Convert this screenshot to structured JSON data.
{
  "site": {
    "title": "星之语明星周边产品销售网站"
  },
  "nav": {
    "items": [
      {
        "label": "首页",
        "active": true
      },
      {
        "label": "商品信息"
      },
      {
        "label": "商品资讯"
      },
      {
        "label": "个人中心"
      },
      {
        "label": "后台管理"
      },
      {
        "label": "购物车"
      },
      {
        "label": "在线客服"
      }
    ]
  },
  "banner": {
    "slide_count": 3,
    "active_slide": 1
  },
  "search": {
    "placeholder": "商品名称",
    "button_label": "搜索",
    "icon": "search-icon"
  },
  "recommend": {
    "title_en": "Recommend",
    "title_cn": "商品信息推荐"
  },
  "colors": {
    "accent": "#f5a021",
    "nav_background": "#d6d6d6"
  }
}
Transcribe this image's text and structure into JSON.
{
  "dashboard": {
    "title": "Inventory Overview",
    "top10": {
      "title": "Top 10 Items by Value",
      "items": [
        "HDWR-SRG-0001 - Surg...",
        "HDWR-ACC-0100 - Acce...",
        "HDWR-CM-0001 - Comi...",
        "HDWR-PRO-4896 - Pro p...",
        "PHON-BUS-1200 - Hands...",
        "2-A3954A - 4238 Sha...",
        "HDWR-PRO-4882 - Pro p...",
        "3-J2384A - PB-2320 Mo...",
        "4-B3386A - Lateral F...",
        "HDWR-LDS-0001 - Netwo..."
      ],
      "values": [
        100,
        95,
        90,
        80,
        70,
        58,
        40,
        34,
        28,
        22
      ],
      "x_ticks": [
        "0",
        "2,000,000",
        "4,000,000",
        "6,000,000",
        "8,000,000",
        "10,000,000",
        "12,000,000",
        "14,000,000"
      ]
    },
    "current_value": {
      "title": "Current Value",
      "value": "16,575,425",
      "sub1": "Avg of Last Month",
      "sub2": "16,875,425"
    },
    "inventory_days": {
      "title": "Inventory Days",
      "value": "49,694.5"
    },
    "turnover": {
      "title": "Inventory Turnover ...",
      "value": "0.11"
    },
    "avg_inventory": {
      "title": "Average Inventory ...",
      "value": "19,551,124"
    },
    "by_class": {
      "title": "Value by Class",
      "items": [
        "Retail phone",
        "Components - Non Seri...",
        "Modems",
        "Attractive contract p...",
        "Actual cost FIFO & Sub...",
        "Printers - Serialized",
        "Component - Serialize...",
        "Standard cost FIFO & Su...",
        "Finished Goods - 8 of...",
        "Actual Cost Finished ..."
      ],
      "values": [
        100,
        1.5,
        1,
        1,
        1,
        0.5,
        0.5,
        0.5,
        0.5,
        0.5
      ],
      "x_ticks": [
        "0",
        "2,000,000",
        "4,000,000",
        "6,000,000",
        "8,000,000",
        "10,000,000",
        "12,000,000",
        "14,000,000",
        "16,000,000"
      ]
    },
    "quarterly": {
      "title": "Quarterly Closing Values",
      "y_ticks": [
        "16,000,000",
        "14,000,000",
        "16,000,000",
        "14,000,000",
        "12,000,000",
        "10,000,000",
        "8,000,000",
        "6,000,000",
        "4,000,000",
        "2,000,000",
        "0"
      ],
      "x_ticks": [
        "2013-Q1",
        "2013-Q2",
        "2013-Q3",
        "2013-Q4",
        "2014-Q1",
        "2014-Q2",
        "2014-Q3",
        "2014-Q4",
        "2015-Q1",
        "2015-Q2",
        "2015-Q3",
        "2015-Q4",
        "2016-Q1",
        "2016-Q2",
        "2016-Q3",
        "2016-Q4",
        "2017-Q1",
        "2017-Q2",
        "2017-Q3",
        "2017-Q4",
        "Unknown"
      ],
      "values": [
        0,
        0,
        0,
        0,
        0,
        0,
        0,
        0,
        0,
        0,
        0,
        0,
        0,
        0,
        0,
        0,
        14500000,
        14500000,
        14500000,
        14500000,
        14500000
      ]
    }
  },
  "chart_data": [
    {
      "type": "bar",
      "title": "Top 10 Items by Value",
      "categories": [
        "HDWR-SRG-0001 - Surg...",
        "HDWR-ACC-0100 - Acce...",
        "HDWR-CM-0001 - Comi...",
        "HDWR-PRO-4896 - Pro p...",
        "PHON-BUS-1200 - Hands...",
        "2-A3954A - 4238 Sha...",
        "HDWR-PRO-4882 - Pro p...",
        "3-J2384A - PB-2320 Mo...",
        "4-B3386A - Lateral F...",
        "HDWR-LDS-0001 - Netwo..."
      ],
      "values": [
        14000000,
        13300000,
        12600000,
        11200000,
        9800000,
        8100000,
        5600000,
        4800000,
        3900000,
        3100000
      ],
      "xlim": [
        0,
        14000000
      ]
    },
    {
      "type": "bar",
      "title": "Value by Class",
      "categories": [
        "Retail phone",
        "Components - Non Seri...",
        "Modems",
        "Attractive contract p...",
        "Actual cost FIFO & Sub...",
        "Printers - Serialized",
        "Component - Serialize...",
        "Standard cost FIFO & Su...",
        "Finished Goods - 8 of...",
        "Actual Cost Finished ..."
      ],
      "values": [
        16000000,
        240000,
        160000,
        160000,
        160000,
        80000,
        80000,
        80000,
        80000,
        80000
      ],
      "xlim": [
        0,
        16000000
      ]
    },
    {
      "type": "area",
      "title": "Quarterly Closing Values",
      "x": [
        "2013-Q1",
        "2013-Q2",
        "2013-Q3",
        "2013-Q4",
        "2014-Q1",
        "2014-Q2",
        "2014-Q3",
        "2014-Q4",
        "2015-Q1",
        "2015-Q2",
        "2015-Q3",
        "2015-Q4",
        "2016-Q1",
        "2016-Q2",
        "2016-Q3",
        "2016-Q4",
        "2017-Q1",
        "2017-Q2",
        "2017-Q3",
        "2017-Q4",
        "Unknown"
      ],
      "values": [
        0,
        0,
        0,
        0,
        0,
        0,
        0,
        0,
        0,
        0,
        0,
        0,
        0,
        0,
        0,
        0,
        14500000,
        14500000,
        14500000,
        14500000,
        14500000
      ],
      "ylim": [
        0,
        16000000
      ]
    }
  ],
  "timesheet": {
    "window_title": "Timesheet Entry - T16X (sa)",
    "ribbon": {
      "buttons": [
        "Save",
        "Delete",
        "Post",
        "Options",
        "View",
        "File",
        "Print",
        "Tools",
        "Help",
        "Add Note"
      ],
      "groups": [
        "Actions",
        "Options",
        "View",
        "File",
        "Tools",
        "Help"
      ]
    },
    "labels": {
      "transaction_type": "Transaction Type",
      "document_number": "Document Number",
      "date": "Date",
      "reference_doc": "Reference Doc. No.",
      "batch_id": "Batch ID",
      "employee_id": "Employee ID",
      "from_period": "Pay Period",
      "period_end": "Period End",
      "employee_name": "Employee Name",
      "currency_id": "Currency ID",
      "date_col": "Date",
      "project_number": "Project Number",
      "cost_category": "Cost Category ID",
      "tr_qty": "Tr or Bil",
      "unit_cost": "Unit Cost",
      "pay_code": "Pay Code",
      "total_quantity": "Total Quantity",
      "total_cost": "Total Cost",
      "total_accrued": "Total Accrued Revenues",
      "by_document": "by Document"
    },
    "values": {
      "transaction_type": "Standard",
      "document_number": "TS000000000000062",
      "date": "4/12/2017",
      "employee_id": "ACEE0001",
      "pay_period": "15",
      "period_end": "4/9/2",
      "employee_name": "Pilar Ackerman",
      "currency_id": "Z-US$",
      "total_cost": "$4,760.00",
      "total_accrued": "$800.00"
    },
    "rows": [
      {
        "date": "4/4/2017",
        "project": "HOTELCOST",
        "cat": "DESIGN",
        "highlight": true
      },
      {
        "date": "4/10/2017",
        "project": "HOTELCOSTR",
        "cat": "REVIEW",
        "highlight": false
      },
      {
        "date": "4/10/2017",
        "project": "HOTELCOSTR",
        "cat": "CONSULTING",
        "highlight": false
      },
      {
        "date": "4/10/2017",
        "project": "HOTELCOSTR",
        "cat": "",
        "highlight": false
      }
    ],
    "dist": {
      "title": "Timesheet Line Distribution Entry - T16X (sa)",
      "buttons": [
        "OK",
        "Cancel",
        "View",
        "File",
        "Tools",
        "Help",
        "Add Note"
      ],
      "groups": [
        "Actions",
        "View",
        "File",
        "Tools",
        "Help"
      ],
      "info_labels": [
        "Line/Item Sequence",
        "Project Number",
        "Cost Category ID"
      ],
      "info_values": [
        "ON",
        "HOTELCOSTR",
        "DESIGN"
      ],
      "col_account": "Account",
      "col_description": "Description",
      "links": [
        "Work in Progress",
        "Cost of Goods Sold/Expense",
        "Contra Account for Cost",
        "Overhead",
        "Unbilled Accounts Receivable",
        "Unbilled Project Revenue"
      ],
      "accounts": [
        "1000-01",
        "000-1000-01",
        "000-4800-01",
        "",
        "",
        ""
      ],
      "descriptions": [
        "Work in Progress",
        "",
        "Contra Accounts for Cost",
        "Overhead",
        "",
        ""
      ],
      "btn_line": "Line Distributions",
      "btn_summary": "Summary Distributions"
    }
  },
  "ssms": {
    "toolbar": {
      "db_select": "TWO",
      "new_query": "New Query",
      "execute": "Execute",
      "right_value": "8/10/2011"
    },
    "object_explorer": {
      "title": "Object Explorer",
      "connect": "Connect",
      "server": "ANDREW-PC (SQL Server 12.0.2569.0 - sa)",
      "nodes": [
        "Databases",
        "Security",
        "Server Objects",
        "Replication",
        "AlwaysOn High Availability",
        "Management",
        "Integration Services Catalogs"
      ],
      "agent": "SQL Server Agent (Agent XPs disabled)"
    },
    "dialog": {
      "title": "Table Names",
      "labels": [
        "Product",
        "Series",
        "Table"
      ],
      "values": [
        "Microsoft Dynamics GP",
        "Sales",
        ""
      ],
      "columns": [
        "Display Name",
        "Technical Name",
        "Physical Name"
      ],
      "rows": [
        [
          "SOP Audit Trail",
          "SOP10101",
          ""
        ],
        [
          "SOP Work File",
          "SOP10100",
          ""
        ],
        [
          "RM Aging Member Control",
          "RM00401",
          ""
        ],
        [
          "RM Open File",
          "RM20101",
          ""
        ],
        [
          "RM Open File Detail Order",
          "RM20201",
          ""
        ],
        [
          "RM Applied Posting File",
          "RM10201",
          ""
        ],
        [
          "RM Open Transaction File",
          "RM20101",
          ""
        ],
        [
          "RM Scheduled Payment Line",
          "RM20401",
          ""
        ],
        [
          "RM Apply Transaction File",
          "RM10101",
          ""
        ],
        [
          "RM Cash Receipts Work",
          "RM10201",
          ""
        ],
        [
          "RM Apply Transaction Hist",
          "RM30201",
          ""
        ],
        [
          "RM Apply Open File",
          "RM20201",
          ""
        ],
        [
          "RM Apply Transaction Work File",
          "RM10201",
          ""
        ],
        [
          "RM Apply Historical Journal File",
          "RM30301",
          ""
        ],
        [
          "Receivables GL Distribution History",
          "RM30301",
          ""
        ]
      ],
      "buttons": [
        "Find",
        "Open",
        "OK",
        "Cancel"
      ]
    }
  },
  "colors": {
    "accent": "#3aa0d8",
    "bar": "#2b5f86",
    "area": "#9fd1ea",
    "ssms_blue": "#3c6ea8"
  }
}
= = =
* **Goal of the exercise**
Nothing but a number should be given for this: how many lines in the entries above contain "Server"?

* **Task answer**
3